Despite a manifesto commitment, on six occasions, May’s Government failed to meet its own deadline for publishing a Green Paper on social care reform. A year ago, Health and Social Care Secretary Matt Hancock indignantly denied claims in The Times that the green paper had been pulled because of Brexit pressures — saying that the plan was receiving its ‘finishing touches’. He now feebly blames ‘narrow partisan politics’ for delays. 

Meanwhile, years of cuts to council budgets have blighted the lives of disabled people across the UK. To this day, no meaningful plan is in sight. We first hear from a faceless Downing Street briefing, and latterly Hancock on BBC Radio 4, that firm proposals on social care may not be in the Conservative manifesto put before the electorate on 12 December 2019.

Westminster’s broken promises on social care

Broken promises, point scoring and political paralysis. All Westminster parties have utterly failed to provide a lasting solution for social care funding.

Given the human cost that results from our unfair and dysfunctional system, Boris’s words on his first day as PM will be as hollow to disabled people as his ‘Do or Die’ Halloween Brexit promise to leave voters, unless social care substance is part of his ambition for a better Britain. 

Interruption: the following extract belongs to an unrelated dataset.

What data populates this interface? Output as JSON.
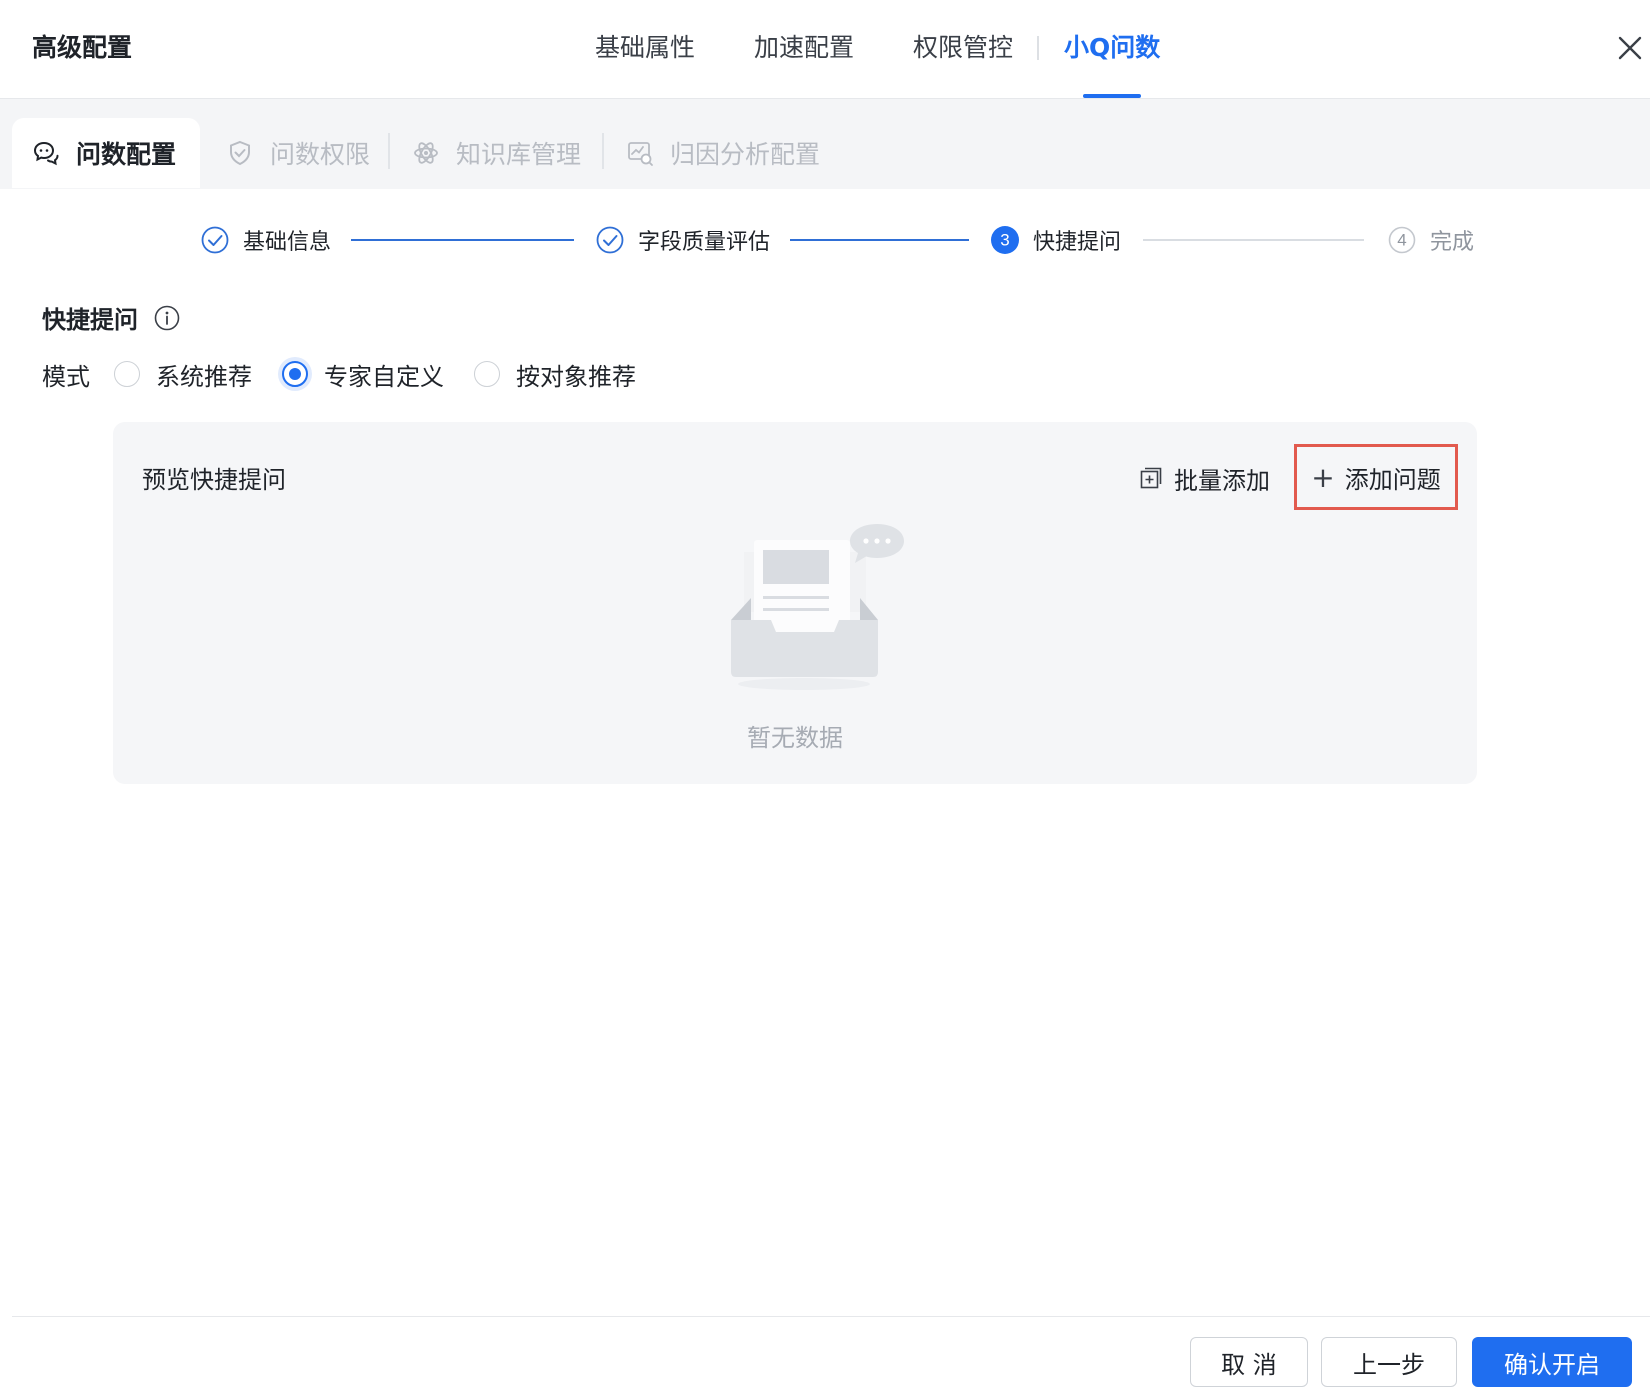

No doubt Corbyn’s Labour manifesto will promise much on social care and half the country won’t believe or trust it. One wonders if and when our political leaders will grow up and put in place a compromise that all parties can live with?  Sound familiar to our polarising and debilitating Brexit odyssey?

The difference is while Brexit is an argument about conflicting visions of our future, social care failure is today’s everyday reality of disabled people struggling for dignity and independence.